• TASK DETAILS: Output all entries exactly; images excluded.

• DATA TO PROCESS:
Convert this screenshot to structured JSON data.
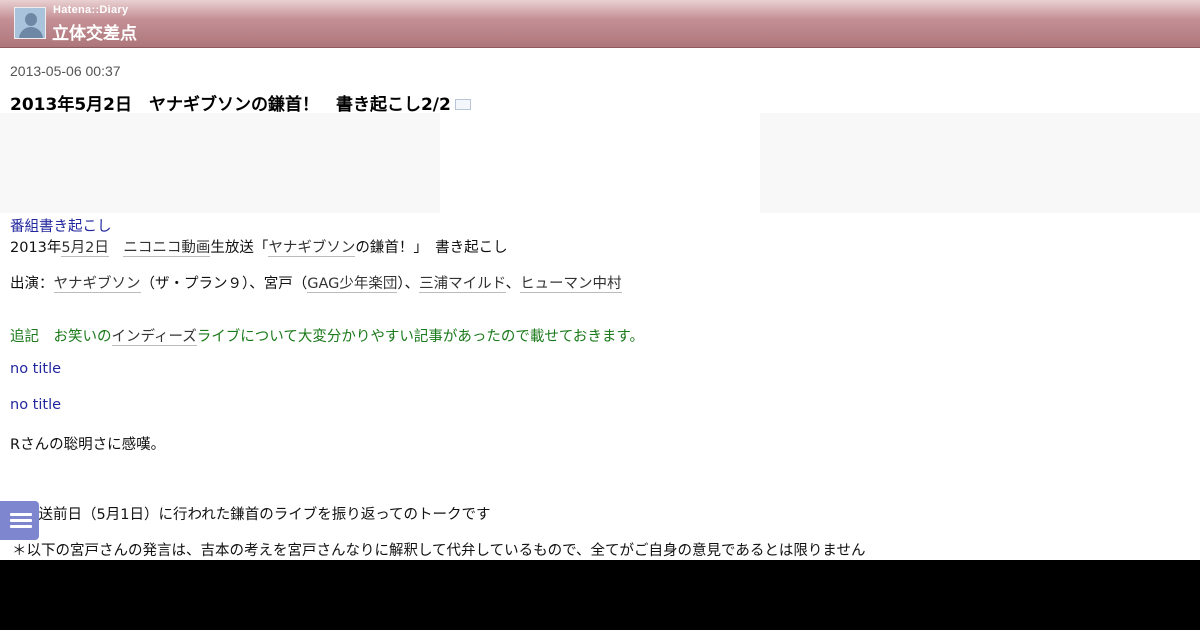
{
  "header": {
    "brand": "Hatena::Diary",
    "site_title": "立体交差点"
  },
  "entry": {
    "datetime": "2013-05-06 00:37",
    "title": "2013年5月2日　ヤナギブソンの鎌首！　書き起こし2/2",
    "category": "番組書き起こし",
    "line1": {
      "pre": "2013年",
      "date_link": "5月2日",
      "sp": "　",
      "nico": "ニコニコ動画",
      "live": "生放送「",
      "yanagi": "ヤナギブソン",
      "post": "の鎌首！」　書き起こし"
    },
    "cast": {
      "label": "出演：",
      "yanagi": "ヤナギブソン",
      "p1": "（ザ・プラン９）、宮戸（",
      "gag": "GAG少年楽団",
      "p2": "）、",
      "miura": "三浦マイルド",
      "sep": "、",
      "human": "ヒューマン中村"
    },
    "postscript": {
      "a": "追記　お笑いの",
      "indies": "インディーズ",
      "b": "ライブについて大変分かりやすい記事があったので載せておきます。"
    },
    "link1": "no title",
    "link2": "no title",
    "comment": "Rさんの聡明さに感嘆。",
    "para1": "放送前日（5月1日）に行われた鎌首のライブを振り返ってのトークです",
    "note": "＊以下の宮戸さんの発言は、吉本の考えを宮戸さんなりに解釈して代弁しているもので、全てがご自身の意見であるとは限りません"
  },
  "icons": {
    "avatar": "user-avatar-icon",
    "trackback": "trackback-icon",
    "menu": "hamburger-menu-icon"
  },
  "colors": {
    "header_gradient_top": "#e9d0d2",
    "header_gradient_bottom": "#ad767b",
    "link_blue": "#22279e",
    "postscript_green": "#1b7a1b",
    "menu_button": "#7d86cf"
  }
}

• SOLUTION TO THE PROBLEM:
Convert this screenshot to structured JSON data.
{
  "header": {
    "brand": "Hatena::Diary",
    "site_title": "立体交差点"
  },
  "entry": {
    "datetime": "2013-05-06 00:37",
    "title": "2013年5月2日　ヤナギブソンの鎌首！　書き起こし2/2",
    "category": "番組書き起こし",
    "line1": {
      "pre": "2013年",
      "date_link": "5月2日",
      "sp": "　",
      "nico": "ニコニコ動画",
      "live": "生放送「",
      "yanagi": "ヤナギブソン",
      "post": "の鎌首！」　書き起こし"
    },
    "cast": {
      "label": "出演：",
      "yanagi": "ヤナギブソン",
      "p1": "（ザ・プラン９）、宮戸（",
      "gag": "GAG少年楽団",
      "p2": "）、",
      "miura": "三浦マイルド",
      "sep": "、",
      "human": "ヒューマン中村"
    },
    "postscript": {
      "a": "追記　お笑いの",
      "indies": "インディーズ",
      "b": "ライブについて大変分かりやすい記事があったので載せておきます。"
    },
    "link1": "no title",
    "link2": "no title",
    "comment": "Rさんの聡明さに感嘆。",
    "para1": "放送前日（5月1日）に行われた鎌首のライブを振り返ってのトークです",
    "note": "＊以下の宮戸さんの発言は、吉本の考えを宮戸さんなりに解釈して代弁しているもので、全てがご自身の意見であるとは限りません"
  },
  "icons": {
    "avatar": "user-avatar-icon",
    "trackback": "trackback-icon",
    "menu": "hamburger-menu-icon"
  },
  "colors": {
    "header_gradient_top": "#e9d0d2",
    "header_gradient_bottom": "#ad767b",
    "link_blue": "#22279e",
    "postscript_green": "#1b7a1b",
    "menu_button": "#7d86cf"
  }
}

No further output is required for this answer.